== Exercise data ==

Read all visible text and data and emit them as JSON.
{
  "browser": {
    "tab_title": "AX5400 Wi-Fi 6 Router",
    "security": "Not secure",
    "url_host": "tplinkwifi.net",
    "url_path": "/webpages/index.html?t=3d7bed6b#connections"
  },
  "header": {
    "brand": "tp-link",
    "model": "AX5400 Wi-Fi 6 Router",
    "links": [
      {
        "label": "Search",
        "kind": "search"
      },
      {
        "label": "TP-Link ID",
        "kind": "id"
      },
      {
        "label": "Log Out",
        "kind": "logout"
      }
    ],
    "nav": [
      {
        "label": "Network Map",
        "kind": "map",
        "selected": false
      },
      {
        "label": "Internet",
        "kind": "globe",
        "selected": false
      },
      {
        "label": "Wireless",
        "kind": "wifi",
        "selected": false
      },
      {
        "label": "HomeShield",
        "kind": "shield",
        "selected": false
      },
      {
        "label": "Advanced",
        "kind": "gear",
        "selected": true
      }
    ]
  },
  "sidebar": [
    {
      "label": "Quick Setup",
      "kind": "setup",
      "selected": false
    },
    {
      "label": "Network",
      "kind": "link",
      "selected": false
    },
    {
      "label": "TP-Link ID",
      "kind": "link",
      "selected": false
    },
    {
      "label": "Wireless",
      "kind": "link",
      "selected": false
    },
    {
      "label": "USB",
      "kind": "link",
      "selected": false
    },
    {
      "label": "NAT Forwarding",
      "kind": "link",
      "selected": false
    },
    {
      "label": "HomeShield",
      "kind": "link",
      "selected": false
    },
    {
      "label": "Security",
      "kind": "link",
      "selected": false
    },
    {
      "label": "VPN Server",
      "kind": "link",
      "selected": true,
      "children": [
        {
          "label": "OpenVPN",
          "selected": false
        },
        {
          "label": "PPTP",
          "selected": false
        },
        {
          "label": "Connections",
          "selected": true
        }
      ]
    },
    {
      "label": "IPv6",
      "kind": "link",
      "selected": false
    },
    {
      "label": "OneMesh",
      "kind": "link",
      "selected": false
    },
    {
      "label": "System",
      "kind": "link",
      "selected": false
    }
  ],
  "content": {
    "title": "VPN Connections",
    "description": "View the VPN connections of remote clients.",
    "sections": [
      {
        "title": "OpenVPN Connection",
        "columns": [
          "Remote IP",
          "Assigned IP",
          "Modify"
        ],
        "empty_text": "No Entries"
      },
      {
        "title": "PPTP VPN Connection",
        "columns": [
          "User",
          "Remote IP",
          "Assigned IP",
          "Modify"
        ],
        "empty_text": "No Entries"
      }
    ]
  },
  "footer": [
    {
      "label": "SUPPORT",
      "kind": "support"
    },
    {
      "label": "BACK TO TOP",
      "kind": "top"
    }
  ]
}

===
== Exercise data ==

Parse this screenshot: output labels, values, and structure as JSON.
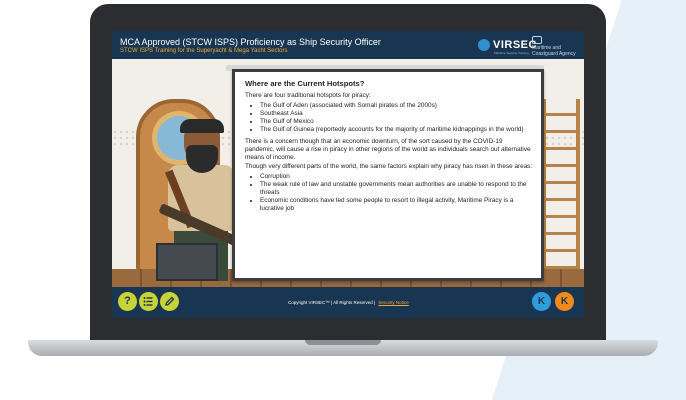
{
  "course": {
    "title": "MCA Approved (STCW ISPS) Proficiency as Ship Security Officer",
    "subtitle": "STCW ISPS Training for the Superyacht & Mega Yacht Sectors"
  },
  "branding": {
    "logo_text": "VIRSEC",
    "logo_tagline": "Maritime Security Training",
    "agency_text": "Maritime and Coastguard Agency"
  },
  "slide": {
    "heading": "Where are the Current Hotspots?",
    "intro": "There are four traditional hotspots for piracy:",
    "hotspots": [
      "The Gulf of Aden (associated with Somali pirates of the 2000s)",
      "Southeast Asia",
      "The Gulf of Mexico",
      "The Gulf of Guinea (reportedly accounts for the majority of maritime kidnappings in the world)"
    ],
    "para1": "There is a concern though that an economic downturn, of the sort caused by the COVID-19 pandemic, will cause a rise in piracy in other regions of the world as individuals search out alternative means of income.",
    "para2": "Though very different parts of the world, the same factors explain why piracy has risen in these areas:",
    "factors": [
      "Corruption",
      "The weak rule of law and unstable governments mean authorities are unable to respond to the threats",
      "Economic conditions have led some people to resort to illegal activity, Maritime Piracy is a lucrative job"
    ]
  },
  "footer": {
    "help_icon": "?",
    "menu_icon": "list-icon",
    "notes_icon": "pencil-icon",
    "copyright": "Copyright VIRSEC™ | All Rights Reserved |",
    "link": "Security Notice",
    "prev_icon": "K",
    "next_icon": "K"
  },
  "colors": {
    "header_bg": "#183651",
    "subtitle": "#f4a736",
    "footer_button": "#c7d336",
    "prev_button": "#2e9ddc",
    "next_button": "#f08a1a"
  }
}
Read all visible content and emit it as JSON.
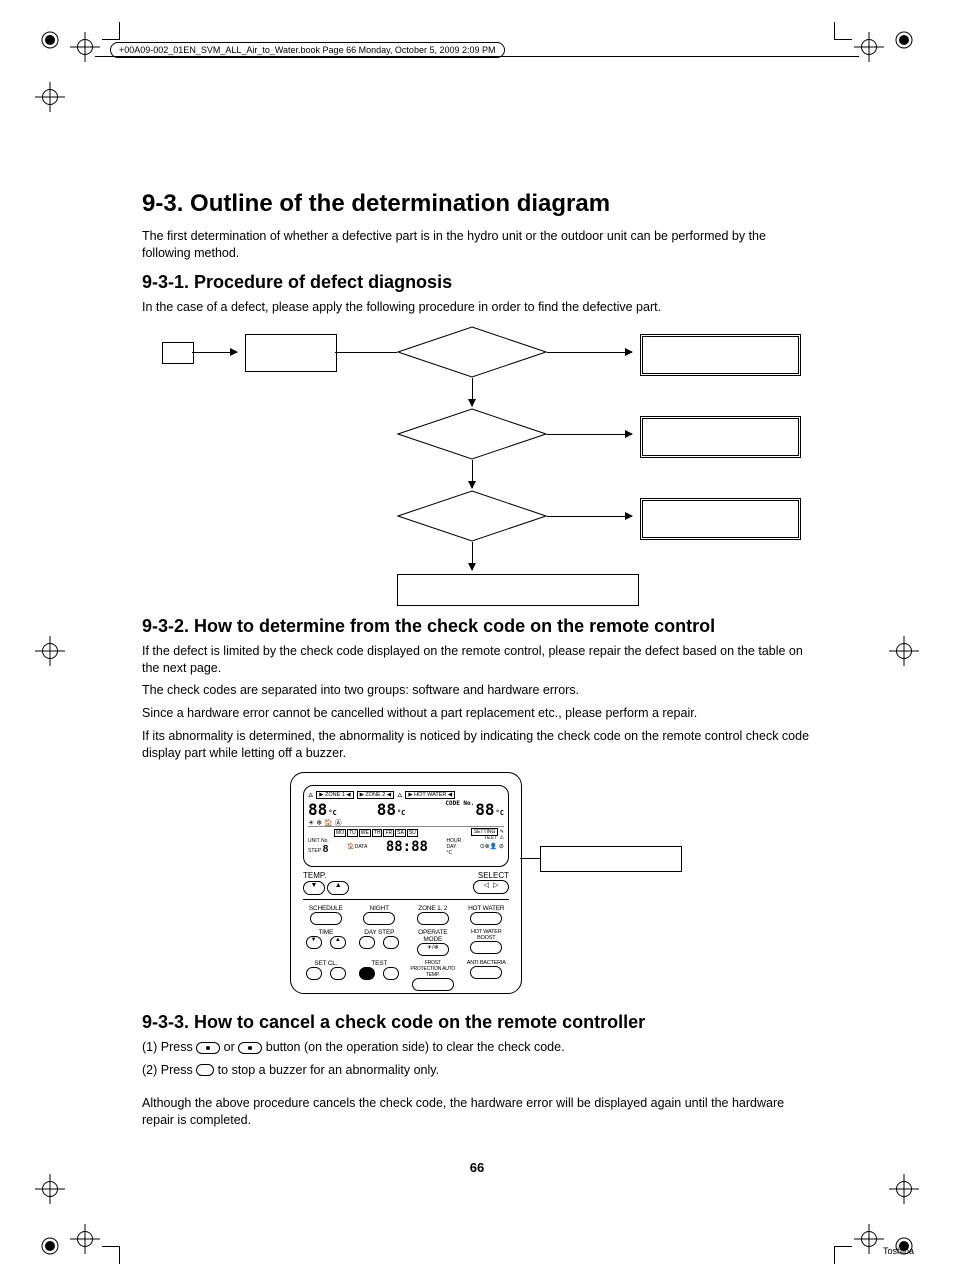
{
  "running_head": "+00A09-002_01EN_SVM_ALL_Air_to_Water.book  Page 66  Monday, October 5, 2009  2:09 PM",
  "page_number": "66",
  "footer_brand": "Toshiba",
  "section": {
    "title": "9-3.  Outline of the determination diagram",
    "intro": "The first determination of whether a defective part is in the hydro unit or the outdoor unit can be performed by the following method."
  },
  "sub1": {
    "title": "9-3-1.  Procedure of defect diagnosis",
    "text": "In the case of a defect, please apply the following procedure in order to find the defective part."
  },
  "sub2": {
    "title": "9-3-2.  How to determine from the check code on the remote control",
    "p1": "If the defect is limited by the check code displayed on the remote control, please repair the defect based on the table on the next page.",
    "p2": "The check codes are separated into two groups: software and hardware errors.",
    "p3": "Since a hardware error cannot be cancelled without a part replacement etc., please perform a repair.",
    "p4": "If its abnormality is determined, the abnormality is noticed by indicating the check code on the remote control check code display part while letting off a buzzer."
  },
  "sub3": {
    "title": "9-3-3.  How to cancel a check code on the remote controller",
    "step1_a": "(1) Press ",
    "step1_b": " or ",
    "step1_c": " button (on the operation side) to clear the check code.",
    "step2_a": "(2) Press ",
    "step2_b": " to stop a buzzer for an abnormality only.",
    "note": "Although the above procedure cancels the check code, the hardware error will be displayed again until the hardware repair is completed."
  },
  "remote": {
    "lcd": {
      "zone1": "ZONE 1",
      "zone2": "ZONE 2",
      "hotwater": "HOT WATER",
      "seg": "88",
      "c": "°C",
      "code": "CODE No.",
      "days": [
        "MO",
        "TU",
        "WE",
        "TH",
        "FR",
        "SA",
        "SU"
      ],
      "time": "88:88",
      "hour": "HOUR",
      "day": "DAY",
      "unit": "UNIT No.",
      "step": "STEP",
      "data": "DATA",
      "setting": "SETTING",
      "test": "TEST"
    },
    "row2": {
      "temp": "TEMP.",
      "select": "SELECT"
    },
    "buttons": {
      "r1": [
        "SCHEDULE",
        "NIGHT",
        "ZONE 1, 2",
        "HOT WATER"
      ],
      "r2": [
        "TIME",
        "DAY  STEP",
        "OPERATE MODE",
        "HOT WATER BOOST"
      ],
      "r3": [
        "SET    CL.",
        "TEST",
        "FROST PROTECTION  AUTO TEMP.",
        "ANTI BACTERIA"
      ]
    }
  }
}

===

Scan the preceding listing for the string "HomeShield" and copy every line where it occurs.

Answer to this exercise ▸
        "label": "HomeShield",
      "label": "HomeShield",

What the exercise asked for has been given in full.